As the field of service design evolves so do the tools. At Adaptive Path we often find ourselves debating the form and definition of service design artifacts.
I was curious to see how a new crop of interaction designers might interpret the journey map. Luckily I had access to an army of fresh thinkers when I co-taught an undergrad Visual Interaction Design class at the California College of the Arts this past year.
One thing that struck me about the CCA undergrads was their natural ability to think cross-functionally. It was clear that they have grown up immersed in technology-driven ecosystems. So, it seemed like a natural step to introduce them to the concept of service design.
I took the students on a good old fashioned field trip to Adaptive Path and recruited six colleagues to help me guide them through a journey mapping activity. I was interested in how a group of designers who had very little exposure to industry standards would interpret a journey map and how approaching the tool from a visual design point of view would influence the outcome.
In small groups the students were tasked with documenting the experience of using public transportation. One student in each group was identified as the research subject and told the story of a specific experience that he or she had riding BART or MUNI. Group members captured key people, actions, emotions, things, and contexts that the storyteller mentioned on post-its, a different color for each category. They then organized the post-its, identifying major stages the journey.
After rearranging, editing, and speculating insights, the students then had to create maps for their homework. We challenged them to consider new paradigms for visualizing experiences.
Synthesize, analyze, create a functional/aesthetically compelling map and challenge current paradigms? In one week? Tall order. But, not surprisingly, they dove right in.
The students had very different takes on when the journey began and ended (looking up the schedule? leaving school? boarding the bus?). Some visualizations were linear, others circular or winding, and some thoroughly abstract. Many chose to focus on riders' emotional experience (a promising sign for the future wave of empathetic designers). One student used patterns to indicate moments of dense or sparse human interaction throughout the trip. Several graphed significant highs and lows in mood. Another created a swirling wash of colors that illustrated rider actions and emotions. She explained that rider emotions could not be isolated into distinct stages but were layered and blended. I couldn't argue with her there.

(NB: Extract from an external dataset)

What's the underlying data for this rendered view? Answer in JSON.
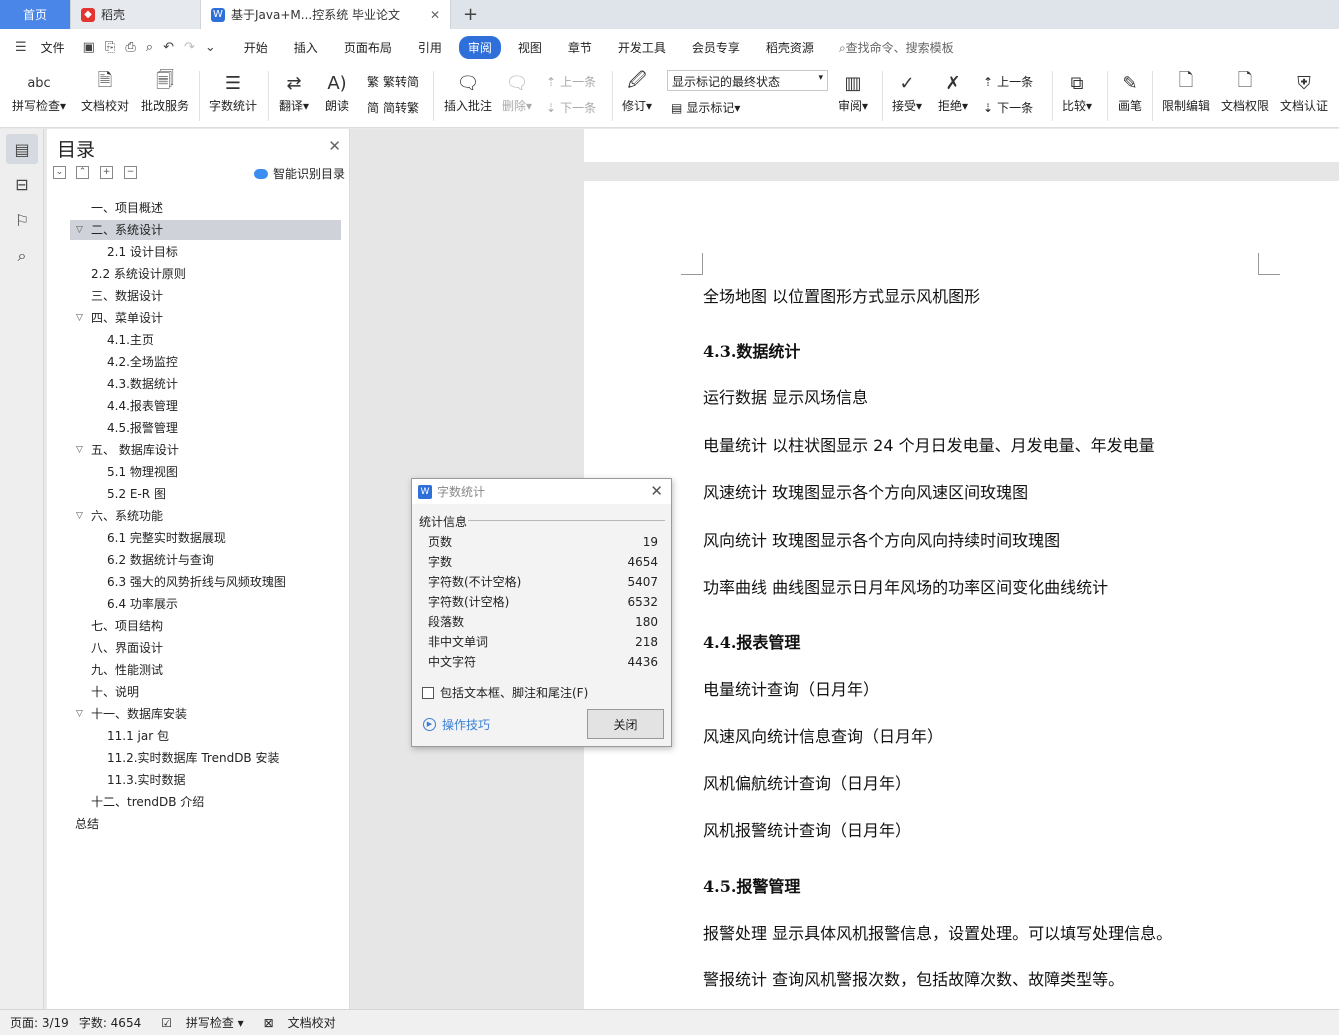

Some visualizations were clearly more successful than others as a tool for making design decisions. I recognize that a client faced with some of these examples would question the sanity of the company they just hired. However, one of the reasons that I teach is to have students kick me out of my preconceived notions of industry methods.
Approaching this assignment from a visual point of view seemed to encourage students to focus more on emotion and storytelling. They considered the emotional implications of specific colors and typefaces. Working out information hierarchy made the stories immediately clearer and more glance-able. We encouraged the students to take an editorial approach to the data they had collected which I realize is unconventional for journey maps. Yet the result, in most cases, were more stripped down and impactful from a communication point of view. Significant points in the experience emerged through the layers of information.
I would recommend this exercise for anyone experimenting with either teaching or learning service design or visual interaction design. Here’s an overview to help you plan your own version.
What is the purpose of the journey map and who is it for? Will a design or engineering team use it to build out a service? Or is it a tool for executives to socialize a concept throughout the company? Is it intended to be tactical or inspirational?
Create hierarchy by prioritizing. There tends to be a desire to document everything in a journey map, especially if it’s intended to be a tactical tool. But is there an aspect of the experience that is most important to elevate? The emotional highs and lows? The “break points” (points when users disengage with the service)? Use of media and devices?
How do visual hierarchy, typography, color, scale, space and dimension impact communication of the story? What associations do people already have with certain colors? Are there opportunities to use symbols over words? How do you indicate where the journey begins and ends or the most critical moments?
How are these visual choices appropriate for the audience and purpose of the map? How will the typography and hierarchy differ if it’s an inspirational poster versus a something that will be printed and referred to daily?
(adapted from Jamin Hegman and Jared Cole’s service design workshop)
- Introduce the concept of service design. Some great resources include: servicedesigntools.org, thisisservicedesignthinking.com/, servicedesignbooks.org
- Identify a familiar service as the focus for the activity.
- Have one member of each team describe a specific experience they had with that service.
- As the “research subject” is talking, other members of the team capture key people, actions, emotions, things and contexts that they hear in the story on post-its. Use a different color for each category.
- Group the captured notes on butcher paper and identify key stages of the journey. Do meaningful patterns emerge? Is there anything surprising?
- Do rapid sketching of possible visualizations and share with the larger group.
- Refine through digital visualizations. Emphasize that the goal is to not only to document the experience but provide insight into user needs and identify design opportunities for improving or evolving the service.